**Material provided**
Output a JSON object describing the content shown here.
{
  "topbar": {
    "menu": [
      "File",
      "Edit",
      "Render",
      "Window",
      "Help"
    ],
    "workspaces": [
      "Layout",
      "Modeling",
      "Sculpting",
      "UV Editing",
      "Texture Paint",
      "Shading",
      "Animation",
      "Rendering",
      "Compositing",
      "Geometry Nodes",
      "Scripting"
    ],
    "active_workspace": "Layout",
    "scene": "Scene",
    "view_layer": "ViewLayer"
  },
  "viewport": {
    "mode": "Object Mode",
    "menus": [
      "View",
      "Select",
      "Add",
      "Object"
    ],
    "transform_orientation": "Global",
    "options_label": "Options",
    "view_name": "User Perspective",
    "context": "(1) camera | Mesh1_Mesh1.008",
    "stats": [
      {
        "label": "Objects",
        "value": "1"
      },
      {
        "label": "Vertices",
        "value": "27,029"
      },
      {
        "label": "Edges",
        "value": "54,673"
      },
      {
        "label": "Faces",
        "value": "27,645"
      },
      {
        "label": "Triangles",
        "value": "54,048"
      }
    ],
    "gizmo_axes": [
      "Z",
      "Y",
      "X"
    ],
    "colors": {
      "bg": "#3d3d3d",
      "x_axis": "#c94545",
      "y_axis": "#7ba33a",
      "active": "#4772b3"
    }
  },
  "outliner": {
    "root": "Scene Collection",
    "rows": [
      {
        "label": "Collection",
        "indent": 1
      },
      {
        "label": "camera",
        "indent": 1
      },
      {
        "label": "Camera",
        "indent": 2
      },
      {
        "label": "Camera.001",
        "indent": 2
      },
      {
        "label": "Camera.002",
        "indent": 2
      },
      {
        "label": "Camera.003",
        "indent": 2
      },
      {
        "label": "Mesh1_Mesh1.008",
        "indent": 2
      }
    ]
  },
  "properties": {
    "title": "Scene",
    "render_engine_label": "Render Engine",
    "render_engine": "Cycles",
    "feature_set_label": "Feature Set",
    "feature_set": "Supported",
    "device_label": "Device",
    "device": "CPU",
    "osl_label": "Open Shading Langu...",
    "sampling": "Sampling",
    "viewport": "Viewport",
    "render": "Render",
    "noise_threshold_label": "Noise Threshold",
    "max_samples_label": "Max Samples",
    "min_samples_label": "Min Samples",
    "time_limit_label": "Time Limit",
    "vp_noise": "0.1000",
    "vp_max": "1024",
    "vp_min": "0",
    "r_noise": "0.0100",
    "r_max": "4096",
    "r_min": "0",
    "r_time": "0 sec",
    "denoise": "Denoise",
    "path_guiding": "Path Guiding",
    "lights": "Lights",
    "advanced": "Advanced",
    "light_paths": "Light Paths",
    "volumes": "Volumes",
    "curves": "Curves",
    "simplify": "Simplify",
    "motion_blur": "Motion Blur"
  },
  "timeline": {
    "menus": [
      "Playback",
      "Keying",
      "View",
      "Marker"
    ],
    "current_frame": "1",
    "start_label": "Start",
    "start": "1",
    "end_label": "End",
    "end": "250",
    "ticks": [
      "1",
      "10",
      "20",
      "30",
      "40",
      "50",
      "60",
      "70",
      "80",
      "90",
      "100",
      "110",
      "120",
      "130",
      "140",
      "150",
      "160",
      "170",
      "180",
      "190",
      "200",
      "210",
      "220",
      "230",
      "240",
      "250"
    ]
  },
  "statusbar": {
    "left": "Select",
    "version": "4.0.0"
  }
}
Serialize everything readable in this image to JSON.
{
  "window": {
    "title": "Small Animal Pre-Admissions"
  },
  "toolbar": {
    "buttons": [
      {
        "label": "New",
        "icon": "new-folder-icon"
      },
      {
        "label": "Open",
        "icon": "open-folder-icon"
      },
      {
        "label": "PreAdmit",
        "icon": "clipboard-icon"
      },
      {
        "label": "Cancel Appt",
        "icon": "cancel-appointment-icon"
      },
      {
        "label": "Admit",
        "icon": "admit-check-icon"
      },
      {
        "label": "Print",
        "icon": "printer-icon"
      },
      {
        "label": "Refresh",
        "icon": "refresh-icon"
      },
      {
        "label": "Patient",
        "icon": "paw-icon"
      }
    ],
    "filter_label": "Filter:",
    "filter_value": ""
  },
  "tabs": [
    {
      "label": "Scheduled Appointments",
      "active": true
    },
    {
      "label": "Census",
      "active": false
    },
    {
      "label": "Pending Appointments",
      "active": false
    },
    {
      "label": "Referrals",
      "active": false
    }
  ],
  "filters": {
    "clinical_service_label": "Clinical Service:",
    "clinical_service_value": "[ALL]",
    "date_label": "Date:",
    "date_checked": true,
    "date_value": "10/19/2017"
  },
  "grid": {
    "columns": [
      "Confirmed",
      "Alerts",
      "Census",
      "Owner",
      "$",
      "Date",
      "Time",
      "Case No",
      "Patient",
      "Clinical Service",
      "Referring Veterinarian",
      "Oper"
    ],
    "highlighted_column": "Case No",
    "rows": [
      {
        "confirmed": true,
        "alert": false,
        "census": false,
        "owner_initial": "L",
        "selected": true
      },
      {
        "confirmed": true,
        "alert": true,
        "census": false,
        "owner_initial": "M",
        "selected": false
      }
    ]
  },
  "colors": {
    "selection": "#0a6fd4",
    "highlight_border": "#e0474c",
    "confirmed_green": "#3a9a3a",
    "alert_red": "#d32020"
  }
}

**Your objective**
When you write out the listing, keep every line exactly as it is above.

**Answer to the exercise**
Output a JSON object describing the content shown here.
{
  "topbar": {
    "menu": [
      "File",
      "Edit",
      "Render",
      "Window",
      "Help"
    ],
    "workspaces": [
      "Layout",
      "Modeling",
      "Sculpting",
      "UV Editing",
      "Texture Paint",
      "Shading",
      "Animation",
      "Rendering",
      "Compositing",
      "Geometry Nodes",
      "Scripting"
    ],
    "active_workspace": "Layout",
    "scene": "Scene",
    "view_layer": "ViewLayer"
  },
  "viewport": {
    "mode": "Object Mode",
    "menus": [
      "View",
      "Select",
      "Add",
      "Object"
    ],
    "transform_orientation": "Global",
    "options_label": "Options",
    "view_name": "User Perspective",
    "context": "(1) camera | Mesh1_Mesh1.008",
    "stats": [
      {
        "label": "Objects",
        "value": "1"
      },
      {
        "label": "Vertices",
        "value": "27,029"
      },
      {
        "label": "Edges",
        "value": "54,673"
      },
      {
        "label": "Faces",
        "value": "27,645"
      },
      {
        "label": "Triangles",
        "value": "54,048"
      }
    ],
    "gizmo_axes": [
      "Z",
      "Y",
      "X"
    ],
    "colors": {
      "bg": "#3d3d3d",
      "x_axis": "#c94545",
      "y_axis": "#7ba33a",
      "active": "#4772b3"
    }
  },
  "outliner": {
    "root": "Scene Collection",
    "rows": [
      {
        "label": "Collection",
        "indent": 1
      },
      {
        "label": "camera",
        "indent": 1
      },
      {
        "label": "Camera",
        "indent": 2
      },
      {
        "label": "Camera.001",
        "indent": 2
      },
      {
        "label": "Camera.002",
        "indent": 2
      },
      {
        "label": "Camera.003",
        "indent": 2
      },
      {
        "label": "Mesh1_Mesh1.008",
        "indent": 2
      }
    ]
  },
  "properties": {
    "title": "Scene",
    "render_engine_label": "Render Engine",
    "render_engine": "Cycles",
    "feature_set_label": "Feature Set",
    "feature_set": "Supported",
    "device_label": "Device",
    "device": "CPU",
    "osl_label": "Open Shading Langu...",
    "sampling": "Sampling",
    "viewport": "Viewport",
    "render": "Render",
    "noise_threshold_label": "Noise Threshold",
    "max_samples_label": "Max Samples",
    "min_samples_label": "Min Samples",
    "time_limit_label": "Time Limit",
    "vp_noise": "0.1000",
    "vp_max": "1024",
    "vp_min": "0",
    "r_noise": "0.0100",
    "r_max": "4096",
    "r_min": "0",
    "r_time": "0 sec",
    "denoise": "Denoise",
    "path_guiding": "Path Guiding",
    "lights": "Lights",
    "advanced": "Advanced",
    "light_paths": "Light Paths",
    "volumes": "Volumes",
    "curves": "Curves",
    "simplify": "Simplify",
    "motion_blur": "Motion Blur"
  },
  "timeline": {
    "menus": [
      "Playback",
      "Keying",
      "View",
      "Marker"
    ],
    "current_frame": "1",
    "start_label": "Start",
    "start": "1",
    "end_label": "End",
    "end": "250",
    "ticks": [
      "1",
      "10",
      "20",
      "30",
      "40",
      "50",
      "60",
      "70",
      "80",
      "90",
      "100",
      "110",
      "120",
      "130",
      "140",
      "150",
      "160",
      "170",
      "180",
      "190",
      "200",
      "210",
      "220",
      "230",
      "240",
      "250"
    ]
  },
  "statusbar": {
    "left": "Select",
    "version": "4.0.0"
  }
}
Serialize everything readable in this image to JSON.
{
  "window": {
    "title": "Small Animal Pre-Admissions"
  },
  "toolbar": {
    "buttons": [
      {
        "label": "New",
        "icon": "new-folder-icon"
      },
      {
        "label": "Open",
        "icon": "open-folder-icon"
      },
      {
        "label": "PreAdmit",
        "icon": "clipboard-icon"
      },
      {
        "label": "Cancel Appt",
        "icon": "cancel-appointment-icon"
      },
      {
        "label": "Admit",
        "icon": "admit-check-icon"
      },
      {
        "label": "Print",
        "icon": "printer-icon"
      },
      {
        "label": "Refresh",
        "icon": "refresh-icon"
      },
      {
        "label": "Patient",
        "icon": "paw-icon"
      }
    ],
    "filter_label": "Filter:",
    "filter_value": ""
  },
  "tabs": [
    {
      "label": "Scheduled Appointments",
      "active": true
    },
    {
      "label": "Census",
      "active": false
    },
    {
      "label": "Pending Appointments",
      "active": false
    },
    {
      "label": "Referrals",
      "active": false
    }
  ],
  "filters": {
    "clinical_service_label": "Clinical Service:",
    "clinical_service_value": "[ALL]",
    "date_label": "Date:",
    "date_checked": true,
    "date_value": "10/19/2017"
  },
  "grid": {
    "columns": [
      "Confirmed",
      "Alerts",
      "Census",
      "Owner",
      "$",
      "Date",
      "Time",
      "Case No",
      "Patient",
      "Clinical Service",
      "Referring Veterinarian",
      "Oper"
    ],
    "highlighted_column": "Case No",
    "rows": [
      {
        "confirmed": true,
        "alert": false,
        "census": false,
        "owner_initial": "L",
        "selected": true
      },
      {
        "confirmed": true,
        "alert": true,
        "census": false,
        "owner_initial": "M",
        "selected": false
      }
    ]
  },
  "colors": {
    "selection": "#0a6fd4",
    "highlight_border": "#e0474c",
    "confirmed_green": "#3a9a3a",
    "alert_red": "#d32020"
  }
}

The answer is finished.